Since `strata`

works like a Python list, you can, for instance, access specific stratum and work on it like a regular `CausalModel`

instance:

`>>> print(causal.strata[0].summary_stats) Summary Statistics Controls (N_c=170) Treated (N_t=30) Variable Mean S.d. Mean S.d. Raw-diff -------------------------------------------------------------------------------- Y 35.495 32.329 44.777 33.344 9.282 Controls (N_c=170) Treated (N_t=30) Variable Mean S.d. Mean S.d. Nor-diff -------------------------------------------------------------------------------- X0 3.336 3.287 2.912 3.281 -0.129 X1 2.329 2.886 2.693 2.998 0.124`

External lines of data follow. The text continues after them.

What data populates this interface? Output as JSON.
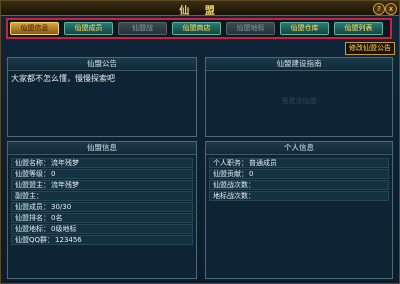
{
  "window": {
    "title": "仙 盟",
    "help_label": "?",
    "close_label": "x"
  },
  "tabs": [
    {
      "label": "仙盟信息",
      "state": "active"
    },
    {
      "label": "仙盟成员",
      "state": "normal"
    },
    {
      "label": "仙盟战",
      "state": "disabled"
    },
    {
      "label": "仙盟商店",
      "state": "normal"
    },
    {
      "label": "仙盟地标",
      "state": "disabled"
    },
    {
      "label": "仙盟仓库",
      "state": "normal"
    },
    {
      "label": "仙盟列表",
      "state": "normal"
    }
  ],
  "edit_notice_label": "修改仙盟公告",
  "notice": {
    "title": "仙盟公告",
    "text": "大家都不怎么懂，慢慢探索吧"
  },
  "guide": {
    "title": "仙盟建设指南",
    "watermark": "需建设仙盟"
  },
  "guild_info": {
    "title": "仙盟信息",
    "rows": [
      {
        "label": "仙盟名称：",
        "value": "流年残梦"
      },
      {
        "label": "仙盟等级：",
        "value": "0"
      },
      {
        "label": "仙盟盟主：",
        "value": "流年残梦"
      },
      {
        "label": "副盟主：",
        "value": ""
      },
      {
        "label": "仙盟成员：",
        "value": "30/30"
      },
      {
        "label": "仙盟排名：",
        "value": "0名"
      },
      {
        "label": "仙盟地标：",
        "value": "0级地标"
      },
      {
        "label": "仙盟QQ群：",
        "value": "123456"
      }
    ]
  },
  "personal_info": {
    "title": "个人信息",
    "rows": [
      {
        "label": "个人职务：",
        "value": "普通成员"
      },
      {
        "label": "仙盟贡献：",
        "value": "0"
      },
      {
        "label": "仙盟战次数：",
        "value": ""
      },
      {
        "label": "地标战次数：",
        "value": ""
      }
    ]
  },
  "colors": {
    "active_tab": "#d9a640",
    "tab": "#2e7a70",
    "highlight_border": "#d0203c",
    "title_gold": "#f4d36a"
  }
}
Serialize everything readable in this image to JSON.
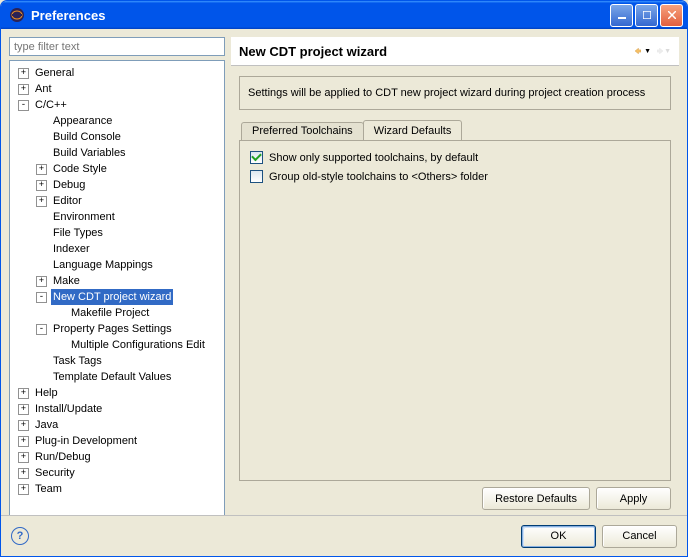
{
  "window": {
    "title": "Preferences"
  },
  "filter": {
    "placeholder": "type filter text"
  },
  "tree": [
    {
      "label": "General",
      "depth": 0,
      "exp": "+"
    },
    {
      "label": "Ant",
      "depth": 0,
      "exp": "+"
    },
    {
      "label": "C/C++",
      "depth": 0,
      "exp": "-"
    },
    {
      "label": "Appearance",
      "depth": 1,
      "exp": ""
    },
    {
      "label": "Build Console",
      "depth": 1,
      "exp": ""
    },
    {
      "label": "Build Variables",
      "depth": 1,
      "exp": ""
    },
    {
      "label": "Code Style",
      "depth": 1,
      "exp": "+"
    },
    {
      "label": "Debug",
      "depth": 1,
      "exp": "+"
    },
    {
      "label": "Editor",
      "depth": 1,
      "exp": "+"
    },
    {
      "label": "Environment",
      "depth": 1,
      "exp": ""
    },
    {
      "label": "File Types",
      "depth": 1,
      "exp": ""
    },
    {
      "label": "Indexer",
      "depth": 1,
      "exp": ""
    },
    {
      "label": "Language Mappings",
      "depth": 1,
      "exp": ""
    },
    {
      "label": "Make",
      "depth": 1,
      "exp": "+"
    },
    {
      "label": "New CDT project wizard",
      "depth": 1,
      "exp": "-",
      "selected": true
    },
    {
      "label": "Makefile Project",
      "depth": 2,
      "exp": ""
    },
    {
      "label": "Property Pages Settings",
      "depth": 1,
      "exp": "-"
    },
    {
      "label": "Multiple Configurations Edit",
      "depth": 2,
      "exp": ""
    },
    {
      "label": "Task Tags",
      "depth": 1,
      "exp": ""
    },
    {
      "label": "Template Default Values",
      "depth": 1,
      "exp": ""
    },
    {
      "label": "Help",
      "depth": 0,
      "exp": "+"
    },
    {
      "label": "Install/Update",
      "depth": 0,
      "exp": "+"
    },
    {
      "label": "Java",
      "depth": 0,
      "exp": "+"
    },
    {
      "label": "Plug-in Development",
      "depth": 0,
      "exp": "+"
    },
    {
      "label": "Run/Debug",
      "depth": 0,
      "exp": "+"
    },
    {
      "label": "Security",
      "depth": 0,
      "exp": "+"
    },
    {
      "label": "Team",
      "depth": 0,
      "exp": "+"
    }
  ],
  "page": {
    "title": "New CDT project wizard",
    "description": "Settings will be applied to CDT new project wizard during project creation process",
    "tabs": {
      "t0": "Preferred Toolchains",
      "t1": "Wizard Defaults"
    },
    "checkbox1": "Show only supported toolchains, by default",
    "checkbox2": "Group old-style toolchains to <Others> folder",
    "restore": "Restore Defaults",
    "apply": "Apply"
  },
  "footer": {
    "ok": "OK",
    "cancel": "Cancel",
    "help": "?"
  }
}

We can also loop over it like any Python list:

`>>> for stratum in causal.strata: ... print(stratum.summary_stats['ndiff']) ... [-0.12909363 0.12373693] [ 0.13403878 -0.00388046] [ 0.02754279 0.0482487 ] [ 0.14361112 0.02104157] [ 0.48662652 0.30347525]`

Instead of splitting the sample into equal-sized bins, it is possible to specify exactly the propensity bin boundary values and ask `stratify`

to split the sample accordingly. The following illustrates how we can split the sample into 3 bins, with boundaries at 0.3 and 0.7:

`>>> causal.reset() >>> causal.est_propensity_s() >>> causal.blocks = [0, 0.3, 0.7, 1] >>> causal.stratify() >>> print(causal.strata) Stratification Summary Propensity Score Sample Size Ave. Propensity Outcome Stratum Min. Max. Controls Treated Controls Treated Raw-diff -------------------------------------------------------------------------------- 1 0.064 0.300 193 47 0.195 0.220 11.569 2 0.300 0.697 150 159 0.470 0.526 13.864 3 0.703 0.996 49 402 0.823 0.910 33.862`

Finally, it is also possible to split the sample in a more data-driven way. The intuition for this is that, as the sample size increases, we should be able to more finely divide the sample into more bins so that we increase the degree of propensity score similarity within each bin.

In particular, the second method for subclassification, `stratify_s`

, will use a data-driven procedure for selecting both the number of blocks and their boundaries, with the expectation that the number of blocks should increase with the sample size. At a high level, this algorithm, suggested by Imbens and Rubin (2015), works as follows:

- Divide the sample into two using the median propensity score as the split point.
- Run a two-sample t-test to test whether the average linearized propensity scores of the two split strata are significantly different. If so, keep the split. Otherwise, revert and stop.
- Recursively repeat Steps 1 and 2 on the left and right strata.

It is not difficult to show that this divide-and-conquer algorithm runs in \(O(N \log N)\) time, and so is very inexpensive to perform. To implement this in *Causalinference*, simply run `stratify_s`

:

`>>> causal.reset() >>> causal.est_propensity_s() >>> causal.stratify_s() >>> print(causal.strata) Stratification Summary Propensity Score Sample Size Ave. Propensity Outcome Stratum Min. Max. Controls Treated Controls Treated Raw-diff -------------------------------------------------------------------------------- 1 0.064 0.204 106 20 0.149 0.163 4.430 2 0.205 0.262 55 8 0.235 0.221 21.904 3 0.262 0.312 39 23 0.283 0.284 19.669 4 0.312 0.469 78 47 0.388 0.399 8.866 5 0.471 0.646 51 74 0.563 0.551 15.079 6 0.648 0.805 37 88 0.722 0.727 8.637 7 0.807 0.862 11 52 0.831 0.837 -0.457 8 0.862 0.910 5 57 0.883 0.889 6.973 9 0.911 0.996 10 239 0.940 0.964 28.056`

If we inspect `blocks`

at this point, we can see the boundary points that were selected by the algorithm:

`>>> causal.blocks [0.064452633756050537, 0.20407017570006966, 0.26211924475391141, 0.31210473124612848, 0.4694140664640063, 0.64589266254404365, 0.80512142741982795, 0.86163972091018581, 0.90955041887994104, 0.99635034430606662]`

As we can see above, the number of bins selected by the algorithm is quite a bit larger than the default number of 5, with each bin containing units that have very similar average estimated propensity scores.

### References

Imbens, G. & Rubin, D. (2015). *Causal inference in statistics, social, and biomedical sciences: An introduction*. Cambridge University Press.